§ AIM OF THE TASK: Below are the entries; tally the lines holding the string "JSON" and give only that figure.

§ SUPPLIED MATERIAL:
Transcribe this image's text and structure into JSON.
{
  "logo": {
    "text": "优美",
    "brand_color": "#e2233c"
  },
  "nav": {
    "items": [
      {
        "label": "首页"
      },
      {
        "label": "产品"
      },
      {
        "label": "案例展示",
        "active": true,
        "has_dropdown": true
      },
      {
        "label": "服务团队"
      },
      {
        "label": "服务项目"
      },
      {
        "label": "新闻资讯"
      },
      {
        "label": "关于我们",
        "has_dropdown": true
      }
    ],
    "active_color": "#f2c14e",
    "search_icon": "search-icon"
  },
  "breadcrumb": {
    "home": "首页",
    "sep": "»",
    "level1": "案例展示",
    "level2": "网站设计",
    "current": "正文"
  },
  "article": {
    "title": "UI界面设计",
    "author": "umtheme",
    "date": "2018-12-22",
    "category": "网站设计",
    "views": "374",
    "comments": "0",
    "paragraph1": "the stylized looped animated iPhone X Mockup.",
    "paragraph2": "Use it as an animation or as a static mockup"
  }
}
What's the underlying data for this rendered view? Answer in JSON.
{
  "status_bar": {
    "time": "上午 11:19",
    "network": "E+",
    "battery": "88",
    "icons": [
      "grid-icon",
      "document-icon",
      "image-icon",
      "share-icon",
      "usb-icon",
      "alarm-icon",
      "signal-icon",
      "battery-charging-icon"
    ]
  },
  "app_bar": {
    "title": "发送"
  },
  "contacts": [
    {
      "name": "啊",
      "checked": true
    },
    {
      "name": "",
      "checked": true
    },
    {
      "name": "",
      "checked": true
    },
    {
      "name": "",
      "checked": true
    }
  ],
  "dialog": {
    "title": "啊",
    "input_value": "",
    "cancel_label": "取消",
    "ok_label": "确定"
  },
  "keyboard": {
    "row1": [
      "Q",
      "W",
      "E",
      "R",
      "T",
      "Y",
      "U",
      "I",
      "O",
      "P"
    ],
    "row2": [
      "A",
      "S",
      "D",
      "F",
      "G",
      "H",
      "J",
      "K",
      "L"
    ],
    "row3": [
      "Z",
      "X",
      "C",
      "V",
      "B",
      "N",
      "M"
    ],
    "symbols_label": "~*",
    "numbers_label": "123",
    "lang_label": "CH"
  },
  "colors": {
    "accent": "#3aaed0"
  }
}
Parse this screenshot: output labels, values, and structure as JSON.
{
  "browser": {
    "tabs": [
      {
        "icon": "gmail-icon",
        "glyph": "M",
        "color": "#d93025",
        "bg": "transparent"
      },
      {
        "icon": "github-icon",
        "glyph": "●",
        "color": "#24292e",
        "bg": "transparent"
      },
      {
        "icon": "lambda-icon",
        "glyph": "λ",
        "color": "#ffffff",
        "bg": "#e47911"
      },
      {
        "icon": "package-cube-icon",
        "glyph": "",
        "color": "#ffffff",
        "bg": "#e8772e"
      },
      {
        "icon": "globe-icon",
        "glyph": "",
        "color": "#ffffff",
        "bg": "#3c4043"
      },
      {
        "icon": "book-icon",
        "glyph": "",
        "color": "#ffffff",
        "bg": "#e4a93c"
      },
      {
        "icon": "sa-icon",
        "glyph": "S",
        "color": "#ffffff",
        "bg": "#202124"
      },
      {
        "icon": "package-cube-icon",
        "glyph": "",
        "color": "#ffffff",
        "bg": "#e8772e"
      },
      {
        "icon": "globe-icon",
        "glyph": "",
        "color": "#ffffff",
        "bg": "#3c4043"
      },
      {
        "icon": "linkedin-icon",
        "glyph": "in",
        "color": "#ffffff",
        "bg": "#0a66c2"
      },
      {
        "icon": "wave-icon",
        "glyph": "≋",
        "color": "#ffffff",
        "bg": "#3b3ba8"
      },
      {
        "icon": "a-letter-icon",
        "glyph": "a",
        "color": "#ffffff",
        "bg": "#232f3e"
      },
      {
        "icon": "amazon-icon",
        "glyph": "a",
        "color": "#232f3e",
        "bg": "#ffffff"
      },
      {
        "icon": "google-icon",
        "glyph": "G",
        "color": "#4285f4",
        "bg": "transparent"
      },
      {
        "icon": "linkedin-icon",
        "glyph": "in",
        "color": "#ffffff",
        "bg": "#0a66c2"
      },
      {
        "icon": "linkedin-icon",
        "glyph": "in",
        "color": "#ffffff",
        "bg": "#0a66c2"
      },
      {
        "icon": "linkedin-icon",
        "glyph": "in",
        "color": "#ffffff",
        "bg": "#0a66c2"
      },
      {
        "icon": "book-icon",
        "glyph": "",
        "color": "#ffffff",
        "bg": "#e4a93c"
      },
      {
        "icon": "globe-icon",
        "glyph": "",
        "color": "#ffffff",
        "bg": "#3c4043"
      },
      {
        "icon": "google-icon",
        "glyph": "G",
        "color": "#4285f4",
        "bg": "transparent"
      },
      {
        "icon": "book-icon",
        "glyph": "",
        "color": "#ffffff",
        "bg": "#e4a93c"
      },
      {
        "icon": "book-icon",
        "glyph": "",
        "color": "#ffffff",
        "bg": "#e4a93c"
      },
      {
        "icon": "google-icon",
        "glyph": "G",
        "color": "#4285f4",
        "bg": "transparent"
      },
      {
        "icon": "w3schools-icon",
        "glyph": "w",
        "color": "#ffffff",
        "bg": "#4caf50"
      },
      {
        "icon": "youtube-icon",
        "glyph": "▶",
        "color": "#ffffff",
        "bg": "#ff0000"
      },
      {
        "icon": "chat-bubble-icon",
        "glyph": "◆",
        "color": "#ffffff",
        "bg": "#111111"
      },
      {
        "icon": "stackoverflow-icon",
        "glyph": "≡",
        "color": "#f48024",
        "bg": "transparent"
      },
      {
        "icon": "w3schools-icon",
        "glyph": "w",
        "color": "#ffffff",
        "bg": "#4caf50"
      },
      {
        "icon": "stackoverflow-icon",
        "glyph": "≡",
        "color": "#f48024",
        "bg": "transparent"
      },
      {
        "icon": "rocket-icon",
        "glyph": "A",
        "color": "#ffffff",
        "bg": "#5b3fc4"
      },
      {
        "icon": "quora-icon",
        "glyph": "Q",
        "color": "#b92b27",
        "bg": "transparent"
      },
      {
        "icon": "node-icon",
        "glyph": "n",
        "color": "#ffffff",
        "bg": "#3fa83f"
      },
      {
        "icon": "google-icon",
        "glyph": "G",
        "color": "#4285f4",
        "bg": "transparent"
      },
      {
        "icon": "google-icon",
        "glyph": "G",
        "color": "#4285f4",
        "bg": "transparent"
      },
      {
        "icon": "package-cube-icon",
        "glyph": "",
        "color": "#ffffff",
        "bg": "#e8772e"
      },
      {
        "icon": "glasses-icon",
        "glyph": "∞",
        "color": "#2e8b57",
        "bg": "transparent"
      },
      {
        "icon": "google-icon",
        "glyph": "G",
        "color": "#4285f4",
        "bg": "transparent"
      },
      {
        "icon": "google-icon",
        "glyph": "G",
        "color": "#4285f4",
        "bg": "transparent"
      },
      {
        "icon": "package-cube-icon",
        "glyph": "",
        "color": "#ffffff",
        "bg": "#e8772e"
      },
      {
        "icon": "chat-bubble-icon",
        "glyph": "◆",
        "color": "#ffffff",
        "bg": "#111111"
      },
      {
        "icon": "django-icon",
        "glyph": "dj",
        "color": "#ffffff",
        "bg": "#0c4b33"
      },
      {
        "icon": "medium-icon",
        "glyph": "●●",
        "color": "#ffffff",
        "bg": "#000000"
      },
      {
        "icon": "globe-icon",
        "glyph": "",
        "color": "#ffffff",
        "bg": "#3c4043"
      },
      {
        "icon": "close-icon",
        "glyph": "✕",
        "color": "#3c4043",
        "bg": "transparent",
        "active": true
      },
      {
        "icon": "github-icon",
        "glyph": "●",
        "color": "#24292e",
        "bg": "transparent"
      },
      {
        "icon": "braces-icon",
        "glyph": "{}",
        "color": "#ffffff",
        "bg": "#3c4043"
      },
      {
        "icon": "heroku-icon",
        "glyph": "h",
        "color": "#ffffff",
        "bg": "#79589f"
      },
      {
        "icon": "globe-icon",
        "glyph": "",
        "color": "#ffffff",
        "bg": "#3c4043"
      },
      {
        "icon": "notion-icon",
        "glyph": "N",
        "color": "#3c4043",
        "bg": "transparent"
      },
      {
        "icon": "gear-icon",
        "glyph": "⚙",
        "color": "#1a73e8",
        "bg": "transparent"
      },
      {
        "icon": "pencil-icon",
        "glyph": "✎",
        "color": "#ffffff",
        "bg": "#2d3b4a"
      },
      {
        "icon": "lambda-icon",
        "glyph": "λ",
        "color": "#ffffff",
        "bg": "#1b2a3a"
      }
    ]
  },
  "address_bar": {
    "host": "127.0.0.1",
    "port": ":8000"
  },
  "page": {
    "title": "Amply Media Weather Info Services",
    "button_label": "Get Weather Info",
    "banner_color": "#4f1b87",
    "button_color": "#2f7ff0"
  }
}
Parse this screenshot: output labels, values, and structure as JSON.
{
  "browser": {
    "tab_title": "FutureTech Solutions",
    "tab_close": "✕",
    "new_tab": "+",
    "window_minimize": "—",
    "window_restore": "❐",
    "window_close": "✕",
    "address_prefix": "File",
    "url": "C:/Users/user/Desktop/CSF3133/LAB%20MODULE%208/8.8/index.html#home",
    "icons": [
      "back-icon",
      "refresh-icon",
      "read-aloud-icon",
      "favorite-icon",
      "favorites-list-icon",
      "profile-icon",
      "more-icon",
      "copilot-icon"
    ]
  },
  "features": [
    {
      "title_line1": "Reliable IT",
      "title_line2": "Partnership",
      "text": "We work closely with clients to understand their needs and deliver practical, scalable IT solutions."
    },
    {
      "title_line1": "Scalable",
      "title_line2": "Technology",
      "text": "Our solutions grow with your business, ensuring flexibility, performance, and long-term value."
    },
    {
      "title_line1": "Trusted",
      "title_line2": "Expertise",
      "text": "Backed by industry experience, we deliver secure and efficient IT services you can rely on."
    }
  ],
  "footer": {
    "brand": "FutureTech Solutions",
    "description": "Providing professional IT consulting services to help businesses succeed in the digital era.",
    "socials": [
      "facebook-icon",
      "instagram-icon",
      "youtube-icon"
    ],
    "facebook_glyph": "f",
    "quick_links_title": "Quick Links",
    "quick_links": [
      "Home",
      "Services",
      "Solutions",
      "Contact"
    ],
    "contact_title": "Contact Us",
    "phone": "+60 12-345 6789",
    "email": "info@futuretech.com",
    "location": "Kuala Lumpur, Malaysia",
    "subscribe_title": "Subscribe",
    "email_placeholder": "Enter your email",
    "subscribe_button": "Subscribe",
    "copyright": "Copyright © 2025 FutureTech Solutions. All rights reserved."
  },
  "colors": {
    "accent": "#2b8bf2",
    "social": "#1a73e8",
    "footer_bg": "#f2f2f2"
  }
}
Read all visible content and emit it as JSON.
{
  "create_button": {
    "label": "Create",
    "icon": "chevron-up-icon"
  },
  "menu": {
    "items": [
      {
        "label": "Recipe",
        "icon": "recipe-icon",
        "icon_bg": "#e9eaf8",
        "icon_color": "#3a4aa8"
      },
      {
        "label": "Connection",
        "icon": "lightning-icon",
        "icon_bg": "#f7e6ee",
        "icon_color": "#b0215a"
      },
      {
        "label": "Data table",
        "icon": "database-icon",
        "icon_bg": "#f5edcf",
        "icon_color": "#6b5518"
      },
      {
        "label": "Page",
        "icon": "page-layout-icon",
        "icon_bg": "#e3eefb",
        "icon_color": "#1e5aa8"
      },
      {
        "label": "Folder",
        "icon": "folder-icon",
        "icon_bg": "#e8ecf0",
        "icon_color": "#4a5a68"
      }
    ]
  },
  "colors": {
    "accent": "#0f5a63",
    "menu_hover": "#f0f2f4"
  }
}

§ OUTPUT FOR THIS TASK: 5